Dynamics and consequences of extracellular superoxide in marine systems
Reactive oxygen species (ROS) are key players in the biogeochemistry of the ocean, where they have a critical role in the degradation of carbon, cycling of metals, and health of biotic systems. ROS are, in fact, both detrimental and beneficial to life. For instance, at low concentrations the ROS superoxide mediates a number of essential physiological processes, including cell differentiation, signaling, and defense. At high concentrations, superoxide degrades essential biomolecules and initiates programmed cell death.

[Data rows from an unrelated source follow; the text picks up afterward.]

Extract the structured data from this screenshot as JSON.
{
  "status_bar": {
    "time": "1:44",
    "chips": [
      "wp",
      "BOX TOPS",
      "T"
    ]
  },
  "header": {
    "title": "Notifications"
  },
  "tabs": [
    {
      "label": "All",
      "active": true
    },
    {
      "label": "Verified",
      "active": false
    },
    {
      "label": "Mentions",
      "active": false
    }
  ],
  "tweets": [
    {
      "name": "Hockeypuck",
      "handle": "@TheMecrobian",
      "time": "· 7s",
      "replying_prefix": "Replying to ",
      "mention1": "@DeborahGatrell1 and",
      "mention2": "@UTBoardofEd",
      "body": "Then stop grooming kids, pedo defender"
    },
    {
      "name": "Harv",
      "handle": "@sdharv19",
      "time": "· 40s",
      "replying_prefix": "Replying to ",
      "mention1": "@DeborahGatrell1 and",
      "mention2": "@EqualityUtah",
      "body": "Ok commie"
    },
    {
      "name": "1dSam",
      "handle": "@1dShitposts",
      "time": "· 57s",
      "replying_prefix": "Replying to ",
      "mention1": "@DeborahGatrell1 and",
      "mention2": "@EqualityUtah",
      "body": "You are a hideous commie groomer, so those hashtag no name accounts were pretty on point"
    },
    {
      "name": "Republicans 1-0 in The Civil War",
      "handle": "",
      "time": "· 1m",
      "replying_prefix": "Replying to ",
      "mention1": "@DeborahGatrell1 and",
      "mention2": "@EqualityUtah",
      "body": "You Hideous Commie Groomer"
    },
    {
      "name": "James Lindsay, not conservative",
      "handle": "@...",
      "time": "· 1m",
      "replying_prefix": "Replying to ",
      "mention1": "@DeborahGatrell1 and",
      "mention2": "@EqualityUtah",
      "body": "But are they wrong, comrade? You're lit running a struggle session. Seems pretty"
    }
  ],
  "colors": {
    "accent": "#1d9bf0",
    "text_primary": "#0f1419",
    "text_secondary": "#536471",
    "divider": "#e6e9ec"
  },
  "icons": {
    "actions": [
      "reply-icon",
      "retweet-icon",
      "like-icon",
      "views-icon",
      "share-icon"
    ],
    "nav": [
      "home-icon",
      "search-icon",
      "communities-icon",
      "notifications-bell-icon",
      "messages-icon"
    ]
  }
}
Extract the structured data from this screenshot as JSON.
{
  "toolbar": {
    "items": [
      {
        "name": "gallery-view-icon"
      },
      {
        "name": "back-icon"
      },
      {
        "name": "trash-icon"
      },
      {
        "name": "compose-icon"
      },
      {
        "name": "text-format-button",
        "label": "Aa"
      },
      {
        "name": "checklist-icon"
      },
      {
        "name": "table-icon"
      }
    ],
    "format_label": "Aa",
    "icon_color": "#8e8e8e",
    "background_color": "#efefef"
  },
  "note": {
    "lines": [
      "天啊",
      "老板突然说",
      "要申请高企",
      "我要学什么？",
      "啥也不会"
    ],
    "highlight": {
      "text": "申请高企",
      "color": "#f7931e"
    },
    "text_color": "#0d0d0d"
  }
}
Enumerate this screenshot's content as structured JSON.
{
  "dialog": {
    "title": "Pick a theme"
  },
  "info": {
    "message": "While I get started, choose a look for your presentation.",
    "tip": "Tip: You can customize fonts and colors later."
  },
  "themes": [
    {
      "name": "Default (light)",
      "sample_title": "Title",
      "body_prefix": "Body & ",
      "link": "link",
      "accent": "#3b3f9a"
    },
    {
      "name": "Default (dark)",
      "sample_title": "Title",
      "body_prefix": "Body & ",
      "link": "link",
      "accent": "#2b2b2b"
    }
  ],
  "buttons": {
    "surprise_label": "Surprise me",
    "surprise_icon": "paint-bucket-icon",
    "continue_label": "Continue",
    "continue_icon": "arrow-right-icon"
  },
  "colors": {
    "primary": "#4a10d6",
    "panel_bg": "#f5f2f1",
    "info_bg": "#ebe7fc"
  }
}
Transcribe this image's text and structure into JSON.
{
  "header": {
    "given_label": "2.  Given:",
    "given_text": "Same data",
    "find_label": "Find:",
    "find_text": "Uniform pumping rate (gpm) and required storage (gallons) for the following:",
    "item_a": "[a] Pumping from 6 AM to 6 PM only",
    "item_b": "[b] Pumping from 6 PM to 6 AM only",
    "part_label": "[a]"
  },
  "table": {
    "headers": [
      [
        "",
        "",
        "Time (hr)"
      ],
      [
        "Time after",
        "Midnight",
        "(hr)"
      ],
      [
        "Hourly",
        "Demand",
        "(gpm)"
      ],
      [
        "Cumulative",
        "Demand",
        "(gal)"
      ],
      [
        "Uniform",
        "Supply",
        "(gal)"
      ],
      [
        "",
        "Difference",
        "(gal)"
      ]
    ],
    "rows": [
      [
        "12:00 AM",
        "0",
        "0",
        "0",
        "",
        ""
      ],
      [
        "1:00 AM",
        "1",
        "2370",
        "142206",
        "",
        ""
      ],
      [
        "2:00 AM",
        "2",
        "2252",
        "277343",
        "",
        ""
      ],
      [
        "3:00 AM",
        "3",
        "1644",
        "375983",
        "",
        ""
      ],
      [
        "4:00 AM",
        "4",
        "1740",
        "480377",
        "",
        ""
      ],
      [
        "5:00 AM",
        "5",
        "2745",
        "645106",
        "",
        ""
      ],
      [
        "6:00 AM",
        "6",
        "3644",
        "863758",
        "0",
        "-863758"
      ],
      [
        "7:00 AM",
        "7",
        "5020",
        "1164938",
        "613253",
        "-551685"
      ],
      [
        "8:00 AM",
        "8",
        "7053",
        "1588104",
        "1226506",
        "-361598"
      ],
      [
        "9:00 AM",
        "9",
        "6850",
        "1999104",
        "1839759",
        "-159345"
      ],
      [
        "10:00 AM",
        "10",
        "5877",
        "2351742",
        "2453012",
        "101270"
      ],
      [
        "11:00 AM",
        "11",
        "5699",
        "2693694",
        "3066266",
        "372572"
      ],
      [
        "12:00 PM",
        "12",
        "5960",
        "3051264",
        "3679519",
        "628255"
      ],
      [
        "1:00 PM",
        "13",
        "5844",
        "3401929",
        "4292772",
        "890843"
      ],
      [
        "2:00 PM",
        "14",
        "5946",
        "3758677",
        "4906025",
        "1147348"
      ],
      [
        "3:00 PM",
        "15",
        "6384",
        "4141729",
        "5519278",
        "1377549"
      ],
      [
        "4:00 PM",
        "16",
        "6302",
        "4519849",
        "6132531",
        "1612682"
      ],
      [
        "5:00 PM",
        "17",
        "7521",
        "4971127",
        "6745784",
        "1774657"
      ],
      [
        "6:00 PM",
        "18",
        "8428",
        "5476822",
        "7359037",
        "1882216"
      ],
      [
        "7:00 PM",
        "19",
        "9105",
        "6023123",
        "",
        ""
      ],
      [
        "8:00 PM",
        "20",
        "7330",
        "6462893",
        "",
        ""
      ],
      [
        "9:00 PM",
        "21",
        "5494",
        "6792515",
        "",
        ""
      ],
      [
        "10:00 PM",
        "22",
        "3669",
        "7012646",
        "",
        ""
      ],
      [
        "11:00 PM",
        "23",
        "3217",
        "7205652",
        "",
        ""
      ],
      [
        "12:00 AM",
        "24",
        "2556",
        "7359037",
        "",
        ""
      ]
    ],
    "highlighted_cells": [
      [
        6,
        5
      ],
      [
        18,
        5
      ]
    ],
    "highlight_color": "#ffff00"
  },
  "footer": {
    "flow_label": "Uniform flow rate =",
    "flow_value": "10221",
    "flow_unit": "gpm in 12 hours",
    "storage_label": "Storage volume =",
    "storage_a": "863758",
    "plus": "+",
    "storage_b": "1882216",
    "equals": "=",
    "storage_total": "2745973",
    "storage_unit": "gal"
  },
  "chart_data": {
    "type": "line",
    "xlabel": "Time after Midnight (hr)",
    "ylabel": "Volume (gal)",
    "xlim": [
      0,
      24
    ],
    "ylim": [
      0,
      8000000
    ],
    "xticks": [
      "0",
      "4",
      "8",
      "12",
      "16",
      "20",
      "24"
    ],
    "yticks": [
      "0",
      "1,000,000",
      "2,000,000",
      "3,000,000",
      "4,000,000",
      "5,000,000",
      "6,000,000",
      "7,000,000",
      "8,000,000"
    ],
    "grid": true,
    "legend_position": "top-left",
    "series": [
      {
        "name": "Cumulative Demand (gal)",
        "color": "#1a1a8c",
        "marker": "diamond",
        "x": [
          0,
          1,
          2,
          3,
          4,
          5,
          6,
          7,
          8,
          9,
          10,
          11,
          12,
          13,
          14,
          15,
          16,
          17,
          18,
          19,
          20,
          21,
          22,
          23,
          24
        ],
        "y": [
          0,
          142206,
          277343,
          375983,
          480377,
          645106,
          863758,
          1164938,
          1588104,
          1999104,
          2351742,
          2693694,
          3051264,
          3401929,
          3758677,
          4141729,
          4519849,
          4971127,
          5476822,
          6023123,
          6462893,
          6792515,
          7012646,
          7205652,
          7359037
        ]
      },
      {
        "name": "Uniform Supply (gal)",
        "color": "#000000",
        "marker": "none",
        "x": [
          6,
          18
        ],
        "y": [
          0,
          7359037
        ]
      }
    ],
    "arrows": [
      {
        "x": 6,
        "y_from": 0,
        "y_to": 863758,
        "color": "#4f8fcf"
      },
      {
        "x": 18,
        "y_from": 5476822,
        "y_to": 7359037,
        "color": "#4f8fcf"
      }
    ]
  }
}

Marine microbes, including bacteria, cyanobacteria and diatoms, have recently been shown to produce substantial levels of extracellular superoxide at rates that greatly contribute to in situ superoxide fluxes within the ocean. Yet, little is known about the physiological basis for extracellular superoxide production in marine microbes, how this production is regulated, and the impact of this production on global ROS levels and trace metal cycling. This presentation will summarize our current progress in addressing these knowledge gaps through investigations of superoxide dynamics within laboratory and shipboard incubations coupled with field-based measurements.
In total, we find widespread dark production of superoxide by marine organisms that is tightly controlled at the cellular level and having a possible link to growth regulation. Further, extrapolation of biologial superoxide production rates indicates that oxygen reduction to superoxide could represent an overlooked O2 sink within the ocean, accounting for a substantial portion of the marine O2 budget and thus having implications for global biogeochemical cycling.